But the individual investor can beat the market. The real secret to investing is that it doesn't take tons of money, endless hours, or super-secret formulas that only experts possess.

That's why we created a best-selling guide that walks investors-to-be through everything they need to know to get started. And because we're so dedicated to our mission, we've made that available for free.

If you're just starting out (or want to help out someone who is), go to, drop in your email address, and you'll be able to instantly access the quick-read guide ... for free.

For the listener

Whether it's on the stationary exercise bike or during my daily commute, I spend a lot of time going nowhere. But I've found a way to make that time benefit me.

The Motley Fool offers five podcasts that I refer to as "binge-worthy financial information."

Motley Fool Money features a team of our analysts discussing the week's top business and investing stories, interviews, and an inside look at the stocks on our radar. It's also featured on several dozen radio stations across the country.

The hosts of Motley Fool Answers challenge the conventional wisdom on life's biggest financial issues to reveal what you really need to know to make smart money moves.

David Gardner, co-founder of The Motley Fool, is among the most respected and trusted sources on investing. And he's the host of Rule Breaker Investing, in which he shares his insights into today's most innovative and disruptive companies ... and how to profit from them.

Market Foolery is our daily look at stocks in the news, as well as the top business and investing stories.

And Industry Focus offers a deeper dive into a specific industry and the stories making headlines.
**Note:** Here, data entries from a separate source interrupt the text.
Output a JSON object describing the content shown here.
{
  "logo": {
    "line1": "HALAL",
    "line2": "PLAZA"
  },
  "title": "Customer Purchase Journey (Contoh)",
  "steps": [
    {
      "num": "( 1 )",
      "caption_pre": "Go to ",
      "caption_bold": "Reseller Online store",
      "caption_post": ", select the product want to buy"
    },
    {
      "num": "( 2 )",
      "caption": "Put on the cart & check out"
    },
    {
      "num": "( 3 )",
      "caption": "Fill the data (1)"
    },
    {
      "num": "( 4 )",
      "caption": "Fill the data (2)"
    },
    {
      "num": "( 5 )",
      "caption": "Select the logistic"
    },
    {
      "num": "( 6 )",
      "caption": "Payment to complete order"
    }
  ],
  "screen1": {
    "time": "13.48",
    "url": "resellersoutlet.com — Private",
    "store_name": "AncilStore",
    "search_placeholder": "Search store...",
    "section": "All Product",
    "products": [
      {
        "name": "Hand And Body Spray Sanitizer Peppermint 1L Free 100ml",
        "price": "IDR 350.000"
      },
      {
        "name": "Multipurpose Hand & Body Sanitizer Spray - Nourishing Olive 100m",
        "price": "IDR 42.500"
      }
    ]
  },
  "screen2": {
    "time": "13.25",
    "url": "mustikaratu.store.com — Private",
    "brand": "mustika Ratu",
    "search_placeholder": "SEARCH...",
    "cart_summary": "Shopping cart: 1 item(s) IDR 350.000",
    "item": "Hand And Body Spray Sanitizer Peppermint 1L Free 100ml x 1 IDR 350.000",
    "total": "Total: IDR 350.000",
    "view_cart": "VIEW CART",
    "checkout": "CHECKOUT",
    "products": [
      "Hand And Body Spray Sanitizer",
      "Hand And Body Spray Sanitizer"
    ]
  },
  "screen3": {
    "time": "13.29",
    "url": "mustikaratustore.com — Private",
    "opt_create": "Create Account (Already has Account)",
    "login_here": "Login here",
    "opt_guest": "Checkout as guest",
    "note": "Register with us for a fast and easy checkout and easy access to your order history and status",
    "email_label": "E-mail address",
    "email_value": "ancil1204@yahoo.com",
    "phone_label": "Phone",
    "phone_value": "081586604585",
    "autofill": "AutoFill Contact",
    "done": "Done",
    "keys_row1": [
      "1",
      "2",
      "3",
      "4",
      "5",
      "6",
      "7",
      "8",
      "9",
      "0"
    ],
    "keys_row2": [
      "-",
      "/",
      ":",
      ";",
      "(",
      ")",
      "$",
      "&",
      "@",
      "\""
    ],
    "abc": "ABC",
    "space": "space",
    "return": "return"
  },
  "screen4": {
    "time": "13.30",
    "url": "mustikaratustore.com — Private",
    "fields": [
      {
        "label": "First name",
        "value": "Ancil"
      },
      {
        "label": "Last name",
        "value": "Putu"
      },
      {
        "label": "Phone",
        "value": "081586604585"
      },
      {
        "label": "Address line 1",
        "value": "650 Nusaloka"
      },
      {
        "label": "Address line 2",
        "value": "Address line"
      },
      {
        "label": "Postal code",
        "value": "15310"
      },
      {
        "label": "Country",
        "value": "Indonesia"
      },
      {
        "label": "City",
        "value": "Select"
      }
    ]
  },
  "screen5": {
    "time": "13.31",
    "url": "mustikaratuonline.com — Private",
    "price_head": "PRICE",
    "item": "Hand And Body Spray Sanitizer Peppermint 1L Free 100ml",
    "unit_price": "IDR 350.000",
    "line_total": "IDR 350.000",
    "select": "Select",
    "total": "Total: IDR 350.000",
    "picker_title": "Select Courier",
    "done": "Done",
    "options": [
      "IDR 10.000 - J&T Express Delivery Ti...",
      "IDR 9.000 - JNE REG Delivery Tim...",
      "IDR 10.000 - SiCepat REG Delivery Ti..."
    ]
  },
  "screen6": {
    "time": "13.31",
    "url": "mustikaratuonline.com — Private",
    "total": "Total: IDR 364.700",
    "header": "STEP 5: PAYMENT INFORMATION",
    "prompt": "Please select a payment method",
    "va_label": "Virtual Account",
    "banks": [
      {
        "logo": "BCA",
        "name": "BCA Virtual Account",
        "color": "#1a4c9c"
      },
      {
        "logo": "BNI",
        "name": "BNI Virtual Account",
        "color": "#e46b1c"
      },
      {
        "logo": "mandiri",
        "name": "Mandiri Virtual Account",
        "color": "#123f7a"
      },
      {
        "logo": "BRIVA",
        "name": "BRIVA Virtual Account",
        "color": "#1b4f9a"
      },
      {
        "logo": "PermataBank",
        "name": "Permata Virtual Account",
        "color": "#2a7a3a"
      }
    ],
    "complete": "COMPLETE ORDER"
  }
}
Healthcare, technology, energy, consumer goods, and other industries take turns in the spotlight.

They're all informative, entertaining, and eminently listenable ... and I don't say that simply because the hosts all sit within a Nerf-gun shot of my desk. Rule Breaker Investing and Answers contain timeless advice, so you might want to go back to the beginning with those. The other three take their cues from the market, so you'll want to listen to the most recent first. All are available at

But wait, there's more

The book and the podcasts – both free ... both awesome – also come with an ongoing benefit. If you download the book, or if you enter your email address in the magical box at the podcasts page, you'll get ongoing market coverage sent straight to your inbox.

Investor Insights is valuable and enjoyable coverage of everything from macroeconomic events to investing strategies to our analyst's travels around the world to find the next big thing. Also free.

Get the book. Listen to a podcast. Sign up for Investor Insights. I'm not saying that any of those things will make you rich ... but Business Insider seems to think so.

Compare Brokers